Dataset rows for apps and sites
○ ○ ○ ○ ○
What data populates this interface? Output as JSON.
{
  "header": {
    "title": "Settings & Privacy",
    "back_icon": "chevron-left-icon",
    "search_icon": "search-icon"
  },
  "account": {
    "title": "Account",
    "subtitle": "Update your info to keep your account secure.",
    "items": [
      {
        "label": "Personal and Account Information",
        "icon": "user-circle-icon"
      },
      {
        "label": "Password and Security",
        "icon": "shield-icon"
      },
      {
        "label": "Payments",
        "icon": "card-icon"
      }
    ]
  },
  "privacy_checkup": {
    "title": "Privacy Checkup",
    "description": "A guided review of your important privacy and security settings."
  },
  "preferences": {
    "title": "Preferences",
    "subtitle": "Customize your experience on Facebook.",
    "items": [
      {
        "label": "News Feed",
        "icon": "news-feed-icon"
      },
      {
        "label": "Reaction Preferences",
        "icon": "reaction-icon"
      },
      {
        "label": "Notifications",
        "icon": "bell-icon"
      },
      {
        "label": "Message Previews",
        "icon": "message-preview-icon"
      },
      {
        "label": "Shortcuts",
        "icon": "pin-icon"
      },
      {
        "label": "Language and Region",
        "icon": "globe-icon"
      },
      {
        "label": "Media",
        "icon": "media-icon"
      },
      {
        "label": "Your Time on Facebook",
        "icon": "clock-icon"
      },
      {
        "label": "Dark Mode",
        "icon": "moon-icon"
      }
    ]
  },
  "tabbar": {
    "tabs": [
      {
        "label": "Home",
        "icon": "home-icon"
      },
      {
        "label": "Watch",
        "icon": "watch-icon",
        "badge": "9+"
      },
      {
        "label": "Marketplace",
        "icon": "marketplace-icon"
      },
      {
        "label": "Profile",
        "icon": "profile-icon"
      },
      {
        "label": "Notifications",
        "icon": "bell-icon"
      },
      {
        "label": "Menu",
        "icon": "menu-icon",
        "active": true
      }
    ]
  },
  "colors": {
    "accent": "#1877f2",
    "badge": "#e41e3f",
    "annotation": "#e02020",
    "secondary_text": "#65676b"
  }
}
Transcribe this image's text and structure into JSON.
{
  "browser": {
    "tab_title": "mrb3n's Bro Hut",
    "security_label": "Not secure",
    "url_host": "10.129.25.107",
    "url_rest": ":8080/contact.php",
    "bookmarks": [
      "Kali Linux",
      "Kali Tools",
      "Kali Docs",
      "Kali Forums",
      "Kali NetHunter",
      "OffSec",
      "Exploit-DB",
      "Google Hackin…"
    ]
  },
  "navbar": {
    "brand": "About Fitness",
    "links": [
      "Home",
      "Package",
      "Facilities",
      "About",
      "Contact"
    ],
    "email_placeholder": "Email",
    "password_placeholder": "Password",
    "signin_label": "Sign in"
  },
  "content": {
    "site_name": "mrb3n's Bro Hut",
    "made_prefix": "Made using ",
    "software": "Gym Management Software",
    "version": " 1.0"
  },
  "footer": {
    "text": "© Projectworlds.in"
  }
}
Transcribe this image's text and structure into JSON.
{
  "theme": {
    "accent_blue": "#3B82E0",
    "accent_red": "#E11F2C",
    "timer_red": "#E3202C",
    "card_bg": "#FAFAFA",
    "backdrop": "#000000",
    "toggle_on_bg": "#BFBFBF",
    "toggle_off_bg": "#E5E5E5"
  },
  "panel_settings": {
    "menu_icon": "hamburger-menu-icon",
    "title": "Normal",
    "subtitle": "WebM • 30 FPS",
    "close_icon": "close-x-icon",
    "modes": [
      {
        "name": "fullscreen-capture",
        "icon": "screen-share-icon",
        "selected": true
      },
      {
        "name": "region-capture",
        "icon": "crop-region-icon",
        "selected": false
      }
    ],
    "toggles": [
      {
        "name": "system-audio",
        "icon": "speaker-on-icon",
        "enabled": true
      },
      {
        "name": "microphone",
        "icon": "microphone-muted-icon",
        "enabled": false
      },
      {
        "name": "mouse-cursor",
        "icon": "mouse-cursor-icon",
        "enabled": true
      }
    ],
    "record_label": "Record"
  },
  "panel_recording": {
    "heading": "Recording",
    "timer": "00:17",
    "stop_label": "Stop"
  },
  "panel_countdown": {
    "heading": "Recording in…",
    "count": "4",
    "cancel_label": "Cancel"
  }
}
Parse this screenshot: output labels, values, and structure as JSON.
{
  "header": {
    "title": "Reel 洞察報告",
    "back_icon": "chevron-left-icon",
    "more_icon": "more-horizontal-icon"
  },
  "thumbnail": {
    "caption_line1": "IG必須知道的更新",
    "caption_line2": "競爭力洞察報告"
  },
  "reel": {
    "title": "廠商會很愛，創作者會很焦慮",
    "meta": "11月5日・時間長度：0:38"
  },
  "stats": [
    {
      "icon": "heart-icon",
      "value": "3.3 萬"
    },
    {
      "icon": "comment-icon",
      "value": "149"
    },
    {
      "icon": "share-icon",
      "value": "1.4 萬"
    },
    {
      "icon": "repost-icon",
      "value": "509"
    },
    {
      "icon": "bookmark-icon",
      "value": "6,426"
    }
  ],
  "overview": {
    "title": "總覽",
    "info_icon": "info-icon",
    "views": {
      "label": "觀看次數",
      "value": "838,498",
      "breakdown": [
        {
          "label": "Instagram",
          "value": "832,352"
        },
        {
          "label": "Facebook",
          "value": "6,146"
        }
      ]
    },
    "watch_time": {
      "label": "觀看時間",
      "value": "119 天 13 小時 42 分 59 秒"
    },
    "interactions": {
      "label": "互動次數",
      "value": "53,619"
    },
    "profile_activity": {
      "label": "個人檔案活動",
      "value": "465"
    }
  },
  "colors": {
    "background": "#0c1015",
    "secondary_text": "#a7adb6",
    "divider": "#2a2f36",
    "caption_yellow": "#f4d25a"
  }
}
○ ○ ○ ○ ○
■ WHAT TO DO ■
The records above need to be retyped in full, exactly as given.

■ ANSWER SPACE ■
What data populates this interface? Output as JSON.
{
  "header": {
    "title": "Settings & Privacy",
    "back_icon": "chevron-left-icon",
    "search_icon": "search-icon"
  },
  "account": {
    "title": "Account",
    "subtitle": "Update your info to keep your account secure.",
    "items": [
      {
        "label": "Personal and Account Information",
        "icon": "user-circle-icon"
      },
      {
        "label": "Password and Security",
        "icon": "shield-icon"
      },
      {
        "label": "Payments",
        "icon": "card-icon"
      }
    ]
  },
  "privacy_checkup": {
    "title": "Privacy Checkup",
    "description": "A guided review of your important privacy and security settings."
  },
  "preferences": {
    "title": "Preferences",
    "subtitle": "Customize your experience on Facebook.",
    "items": [
      {
        "label": "News Feed",
        "icon": "news-feed-icon"
      },
      {
        "label": "Reaction Preferences",
        "icon": "reaction-icon"
      },
      {
        "label": "Notifications",
        "icon": "bell-icon"
      },
      {
        "label": "Message Previews",
        "icon": "message-preview-icon"
      },
      {
        "label": "Shortcuts",
        "icon": "pin-icon"
      },
      {
        "label": "Language and Region",
        "icon": "globe-icon"
      },
      {
        "label": "Media",
        "icon": "media-icon"
      },
      {
        "label": "Your Time on Facebook",
        "icon": "clock-icon"
      },
      {
        "label": "Dark Mode",
        "icon": "moon-icon"
      }
    ]
  },
  "tabbar": {
    "tabs": [
      {
        "label": "Home",
        "icon": "home-icon"
      },
      {
        "label": "Watch",
        "icon": "watch-icon",
        "badge": "9+"
      },
      {
        "label": "Marketplace",
        "icon": "marketplace-icon"
      },
      {
        "label": "Profile",
        "icon": "profile-icon"
      },
      {
        "label": "Notifications",
        "icon": "bell-icon"
      },
      {
        "label": "Menu",
        "icon": "menu-icon",
        "active": true
      }
    ]
  },
  "colors": {
    "accent": "#1877f2",
    "badge": "#e41e3f",
    "annotation": "#e02020",
    "secondary_text": "#65676b"
  }
}
Transcribe this image's text and structure into JSON.
{
  "browser": {
    "tab_title": "mrb3n's Bro Hut",
    "security_label": "Not secure",
    "url_host": "10.129.25.107",
    "url_rest": ":8080/contact.php",
    "bookmarks": [
      "Kali Linux",
      "Kali Tools",
      "Kali Docs",
      "Kali Forums",
      "Kali NetHunter",
      "OffSec",
      "Exploit-DB",
      "Google Hackin…"
    ]
  },
  "navbar": {
    "brand": "About Fitness",
    "links": [
      "Home",
      "Package",
      "Facilities",
      "About",
      "Contact"
    ],
    "email_placeholder": "Email",
    "password_placeholder": "Password",
    "signin_label": "Sign in"
  },
  "content": {
    "site_name": "mrb3n's Bro Hut",
    "made_prefix": "Made using ",
    "software": "Gym Management Software",
    "version": " 1.0"
  },
  "footer": {
    "text": "© Projectworlds.in"
  }
}
Transcribe this image's text and structure into JSON.
{
  "theme": {
    "accent_blue": "#3B82E0",
    "accent_red": "#E11F2C",
    "timer_red": "#E3202C",
    "card_bg": "#FAFAFA",
    "backdrop": "#000000",
    "toggle_on_bg": "#BFBFBF",
    "toggle_off_bg": "#E5E5E5"
  },
  "panel_settings": {
    "menu_icon": "hamburger-menu-icon",
    "title": "Normal",
    "subtitle": "WebM • 30 FPS",
    "close_icon": "close-x-icon",
    "modes": [
      {
        "name": "fullscreen-capture",
        "icon": "screen-share-icon",
        "selected": true
      },
      {
        "name": "region-capture",
        "icon": "crop-region-icon",
        "selected": false
      }
    ],
    "toggles": [
      {
        "name": "system-audio",
        "icon": "speaker-on-icon",
        "enabled": true
      },
      {
        "name": "microphone",
        "icon": "microphone-muted-icon",
        "enabled": false
      },
      {
        "name": "mouse-cursor",
        "icon": "mouse-cursor-icon",
        "enabled": true
      }
    ],
    "record_label": "Record"
  },
  "panel_recording": {
    "heading": "Recording",
    "timer": "00:17",
    "stop_label": "Stop"
  },
  "panel_countdown": {
    "heading": "Recording in…",
    "count": "4",
    "cancel_label": "Cancel"
  }
}
Parse this screenshot: output labels, values, and structure as JSON.
{
  "header": {
    "title": "Reel 洞察報告",
    "back_icon": "chevron-left-icon",
    "more_icon": "more-horizontal-icon"
  },
  "thumbnail": {
    "caption_line1": "IG必須知道的更新",
    "caption_line2": "競爭力洞察報告"
  },
  "reel": {
    "title": "廠商會很愛，創作者會很焦慮",
    "meta": "11月5日・時間長度：0:38"
  },
  "stats": [
    {
      "icon": "heart-icon",
      "value": "3.3 萬"
    },
    {
      "icon": "comment-icon",
      "value": "149"
    },
    {
      "icon": "share-icon",
      "value": "1.4 萬"
    },
    {
      "icon": "repost-icon",
      "value": "509"
    },
    {
      "icon": "bookmark-icon",
      "value": "6,426"
    }
  ],
  "overview": {
    "title": "總覽",
    "info_icon": "info-icon",
    "views": {
      "label": "觀看次數",
      "value": "838,498",
      "breakdown": [
        {
          "label": "Instagram",
          "value": "832,352"
        },
        {
          "label": "Facebook",
          "value": "6,146"
        }
      ]
    },
    "watch_time": {
      "label": "觀看時間",
      "value": "119 天 13 小時 42 分 59 秒"
    },
    "interactions": {
      "label": "互動次數",
      "value": "53,619"
    },
    "profile_activity": {
      "label": "個人檔案活動",
      "value": "465"
    }
  },
  "colors": {
    "background": "#0c1015",
    "secondary_text": "#a7adb6",
    "divider": "#2a2f36",
    "caption_yellow": "#f4d25a"
  }
}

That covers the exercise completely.